### YOUR OBJECTIVE
Only the lines from the one with "Output a JSON" through the last line of the data below are to be duplicated, exactly and without pictures.

[Opening WORKING DATA section]

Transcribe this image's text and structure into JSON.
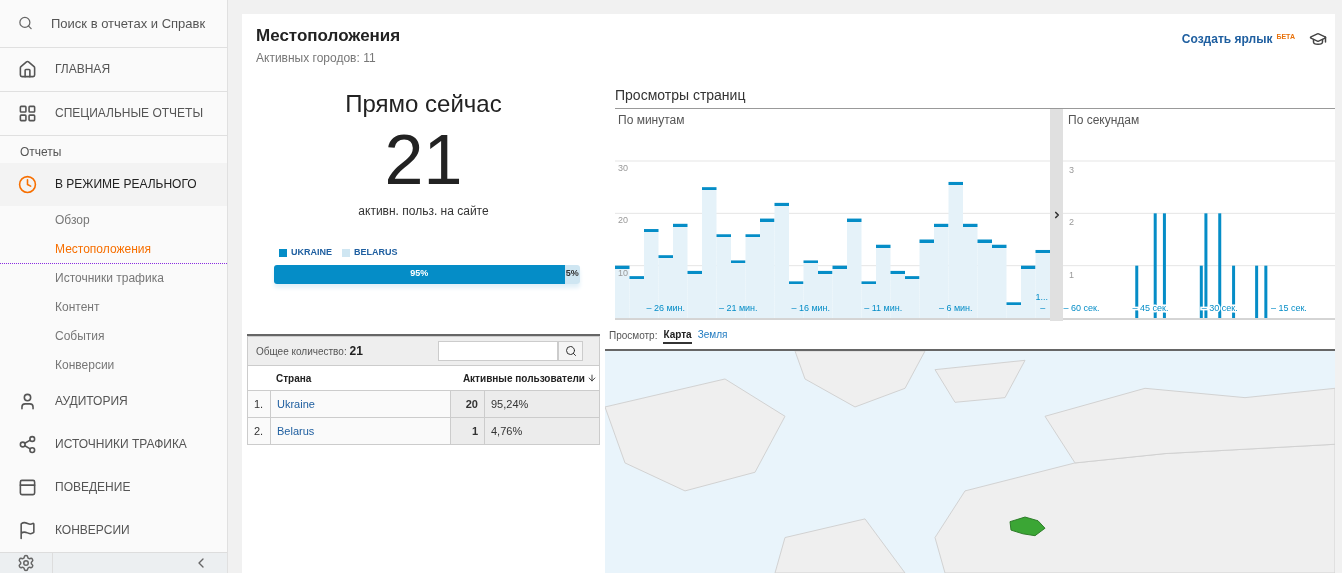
{
  "sidebar": {
    "search": {
      "placeholder": "Поиск в отчетах и Справк"
    },
    "items": [
      {
        "kind": "section",
        "label": "ГЛАВНАЯ",
        "selected": false
      },
      {
        "kind": "section",
        "label": "СПЕЦИАЛЬНЫЕ ОТЧЕТЫ",
        "selected": false
      },
      {
        "kind": "header",
        "label": "Отчеты"
      },
      {
        "kind": "section",
        "label": "В РЕЖИМЕ РЕАЛЬНОГО",
        "selected": true
      },
      {
        "kind": "sub",
        "label": "Обзор",
        "selected": false
      },
      {
        "kind": "sub",
        "label": "Местоположения",
        "selected": true
      },
      {
        "kind": "sub",
        "label": "Источники трафика",
        "selected": false
      },
      {
        "kind": "sub",
        "label": "Контент",
        "selected": false
      },
      {
        "kind": "sub",
        "label": "События",
        "selected": false
      },
      {
        "kind": "sub",
        "label": "Конверсии",
        "selected": false
      },
      {
        "kind": "section",
        "label": "АУДИТОРИЯ",
        "selected": false
      },
      {
        "kind": "section",
        "label": "ИСТОЧНИКИ ТРАФИКА",
        "selected": false
      },
      {
        "kind": "section",
        "label": "ПОВЕДЕНИЕ",
        "selected": false
      },
      {
        "kind": "section",
        "label": "КОНВЕРСИИ",
        "selected": false
      }
    ]
  },
  "header": {
    "title": "Местоположения",
    "subtitle": "Активных городов: 11",
    "shortcut_link": "Создать ярлык",
    "beta_badge": "БЕТА"
  },
  "now": {
    "title": "Прямо сейчас",
    "count": "21",
    "caption": "активн. польз. на сайте",
    "legend": [
      {
        "label": "UKRAINE",
        "color": "#058dc7"
      },
      {
        "label": "BELARUS",
        "color": "#cfe6f2"
      }
    ],
    "share_bar": [
      {
        "label": "95%",
        "level": 0.95,
        "color": "#058dc7"
      },
      {
        "label": "5%",
        "level": 0.05,
        "color": "#cfe6f2"
      }
    ]
  },
  "pageviews": {
    "title": "Просмотры страниц",
    "per_minute": {
      "label": "По минутам",
      "chart_data": {
        "type": "bar",
        "ylim": [
          0,
          30
        ],
        "yticks": [
          10,
          20,
          30
        ],
        "xlim": [
          -29.5,
          0.5
        ],
        "x": [
          -29,
          -28,
          -27,
          -26,
          -25,
          -24,
          -23,
          -22,
          -21,
          -20,
          -19,
          -18,
          -17,
          -16,
          -15,
          -14,
          -13,
          -12,
          -11,
          -10,
          -9,
          -8,
          -7,
          -6,
          -5,
          -4,
          -3,
          -2,
          -1,
          0
        ],
        "values": [
          10,
          8,
          17,
          12,
          18,
          9,
          25,
          16,
          11,
          16,
          19,
          22,
          7,
          11,
          9,
          10,
          19,
          7,
          14,
          9,
          8,
          15,
          18,
          26,
          18,
          15,
          14,
          3,
          10,
          13
        ],
        "xticks": [
          {
            "value": -26,
            "label": "– 26 мин."
          },
          {
            "value": -21,
            "label": "– 21 мин."
          },
          {
            "value": -16,
            "label": "– 16 мин."
          },
          {
            "value": -11,
            "label": "– 11 мин."
          },
          {
            "value": -6,
            "label": "– 6 мин."
          },
          {
            "value": 0,
            "label": "–"
          }
        ],
        "annotations": [
          "1..."
        ]
      }
    },
    "per_second": {
      "label": "По секундам",
      "chart_data": {
        "type": "bar",
        "ylim": [
          0,
          3
        ],
        "yticks": [
          1,
          2,
          3
        ],
        "xlim": [
          -64,
          -5
        ],
        "x": [
          -48,
          -44,
          -42,
          -34,
          -33,
          -30,
          -27,
          -22,
          -20
        ],
        "values": [
          1,
          2,
          2,
          1,
          2,
          2,
          1,
          1,
          1
        ],
        "xticks": [
          {
            "value": -60,
            "label": "– 60 сек."
          },
          {
            "value": -45,
            "label": "– 45 сек."
          },
          {
            "value": -30,
            "label": "– 30 сек."
          },
          {
            "value": -15,
            "label": "– 15 сек."
          }
        ]
      }
    }
  },
  "table": {
    "total_label": "Общее количество:",
    "total": "21",
    "columns": [
      "Страна",
      "Активные пользователи"
    ],
    "rows": [
      {
        "index": "1.",
        "country": "Ukraine",
        "users": "20",
        "percent": "95,24%"
      },
      {
        "index": "2.",
        "country": "Belarus",
        "users": "1",
        "percent": "4,76%"
      }
    ]
  },
  "map": {
    "view_label": "Просмотр:",
    "tabs": [
      {
        "label": "Карта",
        "selected": true
      },
      {
        "label": "Земля",
        "selected": false
      }
    ]
  }
}
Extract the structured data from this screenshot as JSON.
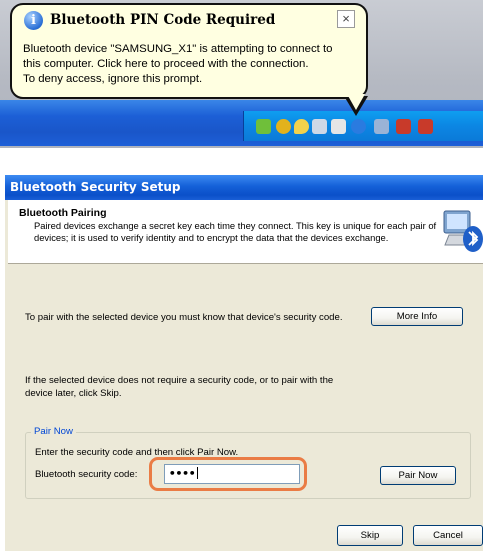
{
  "balloon": {
    "title": "Bluetooth PIN Code Required",
    "close_glyph": "×",
    "info_glyph": "i",
    "body": "Bluetooth device \"SAMSUNG_X1\" is attempting to connect to\nthis computer.  Click here to proceed with the connection.\nTo deny access, ignore this prompt."
  },
  "dialog": {
    "title": "Bluetooth Security Setup",
    "header_title": "Bluetooth Pairing",
    "header_desc": "Paired devices exchange a secret key each time they connect. This key is unique for each pair of devices; it is used to verify identity and to encrypt the data that the devices exchange.",
    "info_text": "To pair with the selected device you must know that device's security code.",
    "more_info_label": "More Info",
    "skip_text": "If the selected device does not require a security code, or to pair with the device later, click Skip.",
    "pair_group": {
      "legend": "Pair Now",
      "instruction": "Enter the security code and then click Pair Now.",
      "code_label": "Bluetooth security code:",
      "code_value": "••••",
      "pair_button_label": "Pair Now"
    },
    "skip_button_label": "Skip",
    "cancel_button_label": "Cancel"
  },
  "colors": {
    "titlebar": "#0b50c9",
    "balloon_bg": "#ffffe1",
    "dialog_bg": "#ece9d8",
    "highlight": "#ea7c45",
    "group_legend": "#0046d5"
  },
  "tray_icons": [
    "network-icon",
    "security-alert-icon",
    "search-icon",
    "display-icon",
    "printer-icon",
    "bluetooth-icon",
    "network-disconnected-icon",
    "network-x-icon",
    "network-x-icon"
  ]
}
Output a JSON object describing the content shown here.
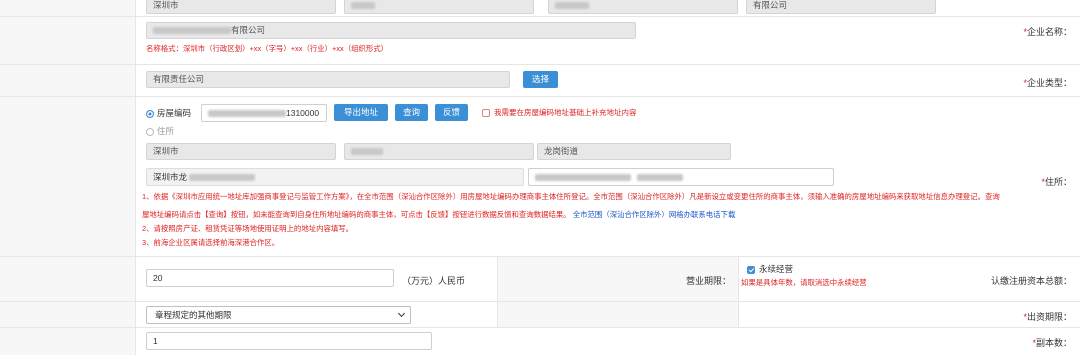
{
  "top_row": {
    "field1": "深圳市",
    "field4": "有限公司"
  },
  "company_name": {
    "label_req": "*",
    "label": "企业名称：",
    "value_suffix": "有限公司",
    "hint": "名称格式：深圳市（行政区划）+xx（字号）+xx（行业）+xx（组织形式）"
  },
  "company_type": {
    "label_req": "*",
    "label": "企业类型：",
    "value": "有限责任公司",
    "select_button": "选择"
  },
  "address": {
    "label_req": "*",
    "label": "住所：",
    "radio_house_code": "房屋编码",
    "house_code_value": "1310000",
    "btn_export": "导出地址",
    "btn_query": "查询",
    "btn_feedback": "反馈",
    "supplement_checkbox": "我需要在房屋编码地址基础上补充地址内容",
    "radio_residence": "住所",
    "city": "深圳市",
    "street": "龙岗街道",
    "full_address_prefix": "深圳市龙",
    "notes": {
      "line1": "1、依据《深圳市应用统一地址库加强商事登记与监管工作方案》，在全市范围（深汕合作区除外）用房屋地址编码办理商事主体住所登记。全市范围（深汕合作区除外）凡是新设立或变更住所的商事主体，须输入准确的房屋地址编码来获取地址信息办理登记。查询",
      "line2_red": "屋地址编码请点击【查询】按钮，如未能查询到自身住所地址编码的商事主体，可点击【反馈】按钮进行数据反馈和查询数据结果。",
      "line2_blue": "全市范围（深汕合作区除外）网格办联系电话下载",
      "line3": "2、请按照房产证、租赁凭证等场地使用证明上的地址内容填写。",
      "line4": "3、前海企业区属请选择前海深港合作区。"
    }
  },
  "capital": {
    "label": "认缴注册资本总额：",
    "value": "20",
    "unit": "（万元）人民币"
  },
  "term": {
    "label": "营业期限：",
    "checkbox": "永续经营",
    "hint": "如果是具体年数，请取消选中永续经营"
  },
  "contribution": {
    "label_req": "*",
    "label": "出资期限：",
    "selected": "章程规定的其他期限"
  },
  "copies": {
    "label_req": "*",
    "label": "副本数：",
    "value": "1"
  },
  "colors": {
    "accent": "#3a8fd6",
    "required": "#e02020",
    "link_blue": "#1a55c9"
  }
}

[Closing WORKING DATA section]

### SOLVED EXERCISE
Output a JSON object describing the content shown here.
{
  "top_row": {
    "field1": "深圳市",
    "field4": "有限公司"
  },
  "company_name": {
    "label_req": "*",
    "label": "企业名称：",
    "value_suffix": "有限公司",
    "hint": "名称格式：深圳市（行政区划）+xx（字号）+xx（行业）+xx（组织形式）"
  },
  "company_type": {
    "label_req": "*",
    "label": "企业类型：",
    "value": "有限责任公司",
    "select_button": "选择"
  },
  "address": {
    "label_req": "*",
    "label": "住所：",
    "radio_house_code": "房屋编码",
    "house_code_value": "1310000",
    "btn_export": "导出地址",
    "btn_query": "查询",
    "btn_feedback": "反馈",
    "supplement_checkbox": "我需要在房屋编码地址基础上补充地址内容",
    "radio_residence": "住所",
    "city": "深圳市",
    "street": "龙岗街道",
    "full_address_prefix": "深圳市龙",
    "notes": {
      "line1": "1、依据《深圳市应用统一地址库加强商事登记与监管工作方案》，在全市范围（深汕合作区除外）用房屋地址编码办理商事主体住所登记。全市范围（深汕合作区除外）凡是新设立或变更住所的商事主体，须输入准确的房屋地址编码来获取地址信息办理登记。查询",
      "line2_red": "屋地址编码请点击【查询】按钮，如未能查询到自身住所地址编码的商事主体，可点击【反馈】按钮进行数据反馈和查询数据结果。",
      "line2_blue": "全市范围（深汕合作区除外）网格办联系电话下载",
      "line3": "2、请按照房产证、租赁凭证等场地使用证明上的地址内容填写。",
      "line4": "3、前海企业区属请选择前海深港合作区。"
    }
  },
  "capital": {
    "label": "认缴注册资本总额：",
    "value": "20",
    "unit": "（万元）人民币"
  },
  "term": {
    "label": "营业期限：",
    "checkbox": "永续经营",
    "hint": "如果是具体年数，请取消选中永续经营"
  },
  "contribution": {
    "label_req": "*",
    "label": "出资期限：",
    "selected": "章程规定的其他期限"
  },
  "copies": {
    "label_req": "*",
    "label": "副本数：",
    "value": "1"
  },
  "colors": {
    "accent": "#3a8fd6",
    "required": "#e02020",
    "link_blue": "#1a55c9"
  }
}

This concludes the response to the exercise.